Power of Partners - II, 13 Central Law Journal 422 (1881)
In considering the powers which a partner possessed, it was stated in our former article, that he could make a chattel mortgage to secure a debt due from his firm. It becomes necessary to state, now that we are considering the powers which he does not possess, that he can not mortgage the partnership realty. And it makes no difference that the mortgage was made to secure a pre-existing debt of the firm, contracted within the scope of the partnership business. In the case last cited it was held that, while a mortgage on lands could not be foreclosed as to the interest of any person who had not executed it, or assented to, or ratified it, yet it could be foreclosed as to the interest of the person who executed it, though in executing it he may have used the partnership name, reciting that he was a member of the firm.
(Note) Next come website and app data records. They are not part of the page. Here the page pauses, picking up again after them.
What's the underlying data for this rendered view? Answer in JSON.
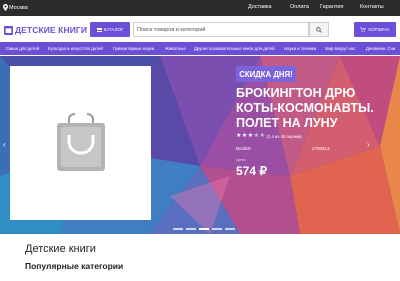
{
  "topbar": {
    "location": "Москва",
    "links": [
      "Доставка",
      "Оплата",
      "Гарантия",
      "Контакты"
    ]
  },
  "header": {
    "logo_text": "ДЕТСКИЕ КНИГИ",
    "catalog_label": "КАТАЛОГ",
    "search_placeholder": "Поиск товаров и категорий",
    "cart_label": "КОРЗИНА"
  },
  "nav": {
    "items": [
      "Смыж для детей",
      "Культура и искусство детей",
      "Гуманитарные науки",
      "Животные",
      "Другие познавательные книги для детей",
      "Наука и техника",
      "Мир вокруг нас",
      "Дневники. Сни"
    ]
  },
  "banner": {
    "badge": "СКИДКА ДНЯ!",
    "title": "БРОКИНГТОН ДРЮ КОТЫ-КОСМОНАВТЫ. ПОЛЕТ НА ЛУНУ",
    "rating_text": "(2.4 из 49 оценки)",
    "rating": 3,
    "rating_max": 5,
    "bookid_label": "BookID",
    "bookid_value": "2760913",
    "price_label": "Цена",
    "price": "574 ₽",
    "slide_count": 5,
    "active_slide": 2,
    "colors": {
      "accent": "#6c4fd6",
      "badge": "#7b63dc"
    }
  },
  "main": {
    "title": "Детские книги",
    "subtitle": "Популярные категории"
  },
  "icons": {
    "location": "map-pin-icon",
    "logo": "book-icon",
    "catalog": "menu-icon",
    "search": "search-icon",
    "cart": "cart-icon",
    "placeholder": "shopping-bag-icon"
  }
}
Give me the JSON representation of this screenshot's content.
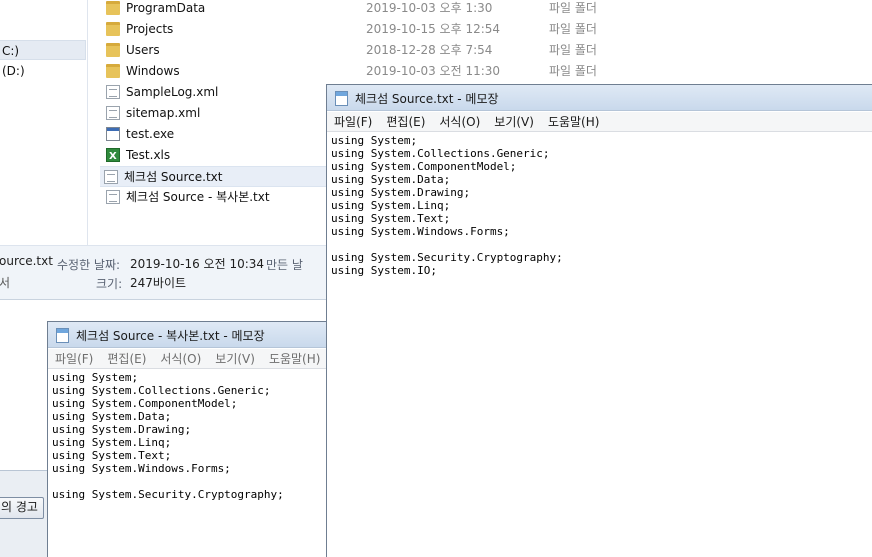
{
  "explorer": {
    "drives": [
      {
        "label": "C:)"
      },
      {
        "label": "(D:)"
      }
    ],
    "files": [
      {
        "name": "ProgramData",
        "date": "2019-10-03 오후 1:30",
        "type": "파일 폴더",
        "icon": "folder-icon"
      },
      {
        "name": "Projects",
        "date": "2019-10-15 오후 12:54",
        "type": "파일 폴더",
        "icon": "folder-icon"
      },
      {
        "name": "Users",
        "date": "2018-12-28 오후 7:54",
        "type": "파일 폴더",
        "icon": "folder-icon"
      },
      {
        "name": "Windows",
        "date": "2019-10-03 오전 11:30",
        "type": "파일 폴더",
        "icon": "folder-icon"
      },
      {
        "name": "SampleLog.xml",
        "date": "",
        "type": "",
        "icon": "xml-file-icon"
      },
      {
        "name": "sitemap.xml",
        "date": "",
        "type": "",
        "icon": "xml-file-icon"
      },
      {
        "name": "test.exe",
        "date": "",
        "type": "",
        "icon": "exe-file-icon"
      },
      {
        "name": "Test.xls",
        "date": "",
        "type": "",
        "icon": "excel-file-icon"
      },
      {
        "name": "체크섬 Source.txt",
        "date": "",
        "type": "",
        "icon": "text-file-icon",
        "selected": true
      },
      {
        "name": "체크섬 Source - 복사본.txt",
        "date": "",
        "type": "",
        "icon": "text-file-icon"
      }
    ],
    "details": {
      "name_fragment": "ource.txt",
      "kind_fragment": "서",
      "modified_label": "수정한 날짜:",
      "modified_value": "2019-10-16 오전 10:34",
      "created_label": "만든 날",
      "size_label": "크기:",
      "size_value": "247바이트"
    }
  },
  "notepad_front": {
    "title": "체크섬 Source.txt - 메모장",
    "menu": [
      "파일(F)",
      "편집(E)",
      "서식(O)",
      "보기(V)",
      "도움말(H)"
    ],
    "lines": [
      "using System;",
      "using System.Collections.Generic;",
      "using System.ComponentModel;",
      "using System.Data;",
      "using System.Drawing;",
      "using System.Linq;",
      "using System.Text;",
      "using System.Windows.Forms;",
      "",
      "using System.Security.Cryptography;",
      "using System.IO;"
    ]
  },
  "notepad_back": {
    "title": "체크섬 Source - 복사본.txt - 메모장",
    "menu": [
      "파일(F)",
      "편집(E)",
      "서식(O)",
      "보기(V)",
      "도움말(H)"
    ],
    "lines": [
      "using System;",
      "using System.Collections.Generic;",
      "using System.ComponentModel;",
      "using System.Data;",
      "using System.Drawing;",
      "using System.Linq;",
      "using System.Text;",
      "using System.Windows.Forms;",
      "",
      "using System.Security.Cryptography;"
    ]
  },
  "warning_button": {
    "label": "의 경고"
  }
}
He could not deny that he had an interest in the firm at the date of the execution of the mortgage. It is also settled that he can not make a chattel mortgage for the purpose of securing his own private or individual debts. And if he makes such a mortgage, the other party will not take, though ignorant at the time of the facts constituting the illegality. It has also been held that one partner can not mortgage his undivided interest in a specific part of the property belonging to the firm.
Date of Authorship for this Version
Rogers, Henry Wade, "Power of Partners - II" (1881). Faculty Scholarship Series. Paper 4052.